● Recorded information:

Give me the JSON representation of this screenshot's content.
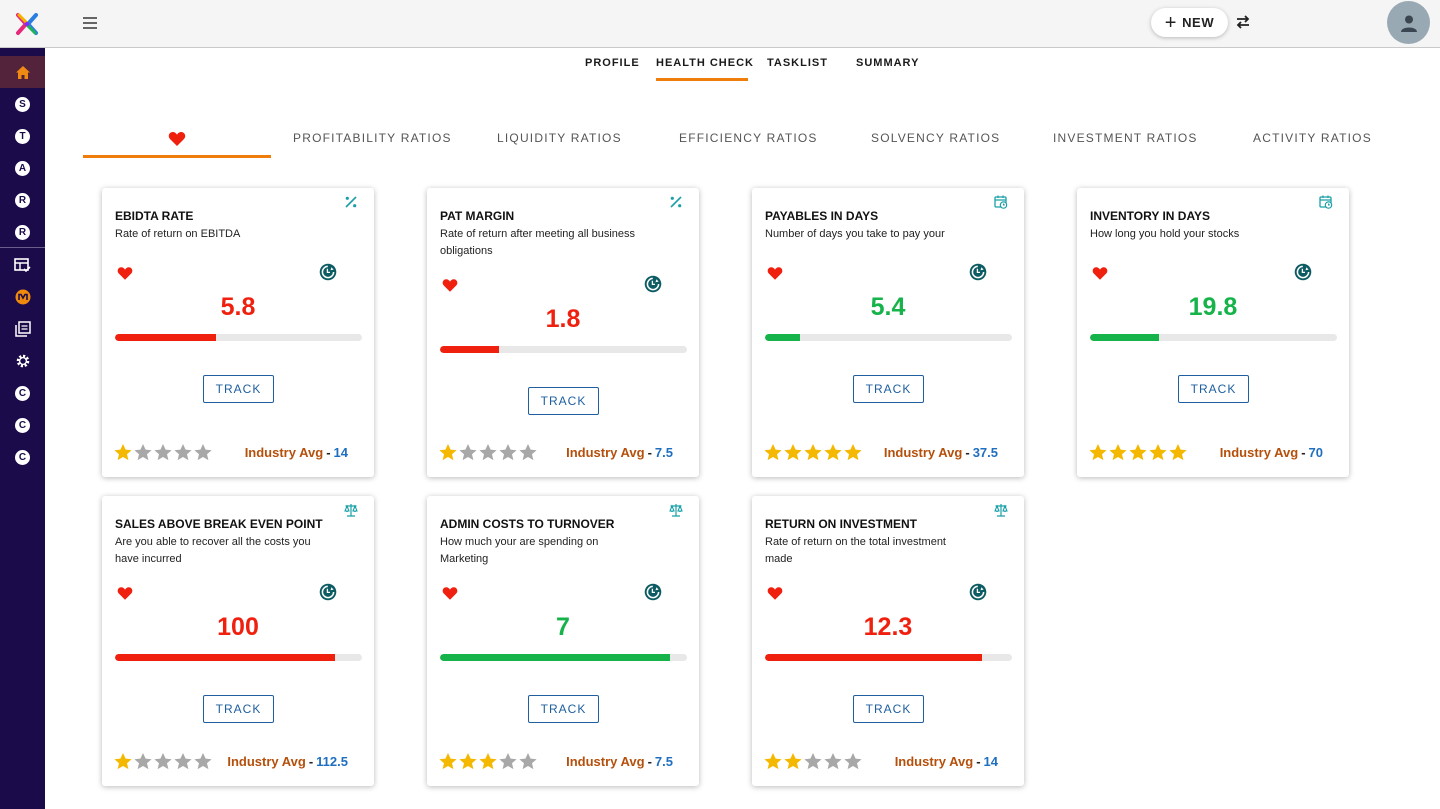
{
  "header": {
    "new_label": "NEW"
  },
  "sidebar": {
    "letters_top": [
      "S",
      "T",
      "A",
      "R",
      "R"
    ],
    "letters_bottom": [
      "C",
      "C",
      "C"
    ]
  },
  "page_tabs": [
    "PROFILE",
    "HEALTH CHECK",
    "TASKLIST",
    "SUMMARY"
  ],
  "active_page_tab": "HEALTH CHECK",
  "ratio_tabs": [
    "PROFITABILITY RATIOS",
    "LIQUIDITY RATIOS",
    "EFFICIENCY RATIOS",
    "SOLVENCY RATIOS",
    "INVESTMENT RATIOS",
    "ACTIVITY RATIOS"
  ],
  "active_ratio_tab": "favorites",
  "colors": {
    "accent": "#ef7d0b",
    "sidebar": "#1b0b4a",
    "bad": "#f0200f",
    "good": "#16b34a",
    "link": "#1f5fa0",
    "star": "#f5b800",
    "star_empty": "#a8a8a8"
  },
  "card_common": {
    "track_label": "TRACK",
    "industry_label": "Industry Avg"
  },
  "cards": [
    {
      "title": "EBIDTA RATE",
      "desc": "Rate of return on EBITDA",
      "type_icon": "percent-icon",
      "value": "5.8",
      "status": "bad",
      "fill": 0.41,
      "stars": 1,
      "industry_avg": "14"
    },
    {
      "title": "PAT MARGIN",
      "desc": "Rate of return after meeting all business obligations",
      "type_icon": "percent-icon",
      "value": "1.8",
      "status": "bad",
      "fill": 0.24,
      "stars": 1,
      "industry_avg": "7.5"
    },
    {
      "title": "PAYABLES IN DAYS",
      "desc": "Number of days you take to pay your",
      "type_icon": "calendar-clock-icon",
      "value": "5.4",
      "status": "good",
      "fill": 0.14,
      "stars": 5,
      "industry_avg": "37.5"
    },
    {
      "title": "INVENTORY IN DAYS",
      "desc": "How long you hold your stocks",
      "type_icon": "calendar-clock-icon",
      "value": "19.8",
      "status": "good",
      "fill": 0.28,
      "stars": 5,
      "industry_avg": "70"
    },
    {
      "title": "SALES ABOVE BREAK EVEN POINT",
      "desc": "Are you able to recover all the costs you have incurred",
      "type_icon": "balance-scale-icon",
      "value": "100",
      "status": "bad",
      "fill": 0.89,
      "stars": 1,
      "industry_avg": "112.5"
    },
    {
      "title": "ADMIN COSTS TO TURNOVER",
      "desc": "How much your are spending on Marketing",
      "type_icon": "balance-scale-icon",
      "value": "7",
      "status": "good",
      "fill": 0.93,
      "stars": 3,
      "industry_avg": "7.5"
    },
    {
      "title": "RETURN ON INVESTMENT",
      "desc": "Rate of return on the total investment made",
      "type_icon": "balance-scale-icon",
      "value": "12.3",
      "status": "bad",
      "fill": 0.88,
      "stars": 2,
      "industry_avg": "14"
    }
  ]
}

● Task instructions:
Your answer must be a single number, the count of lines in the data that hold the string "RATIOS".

● Solution for this task:
6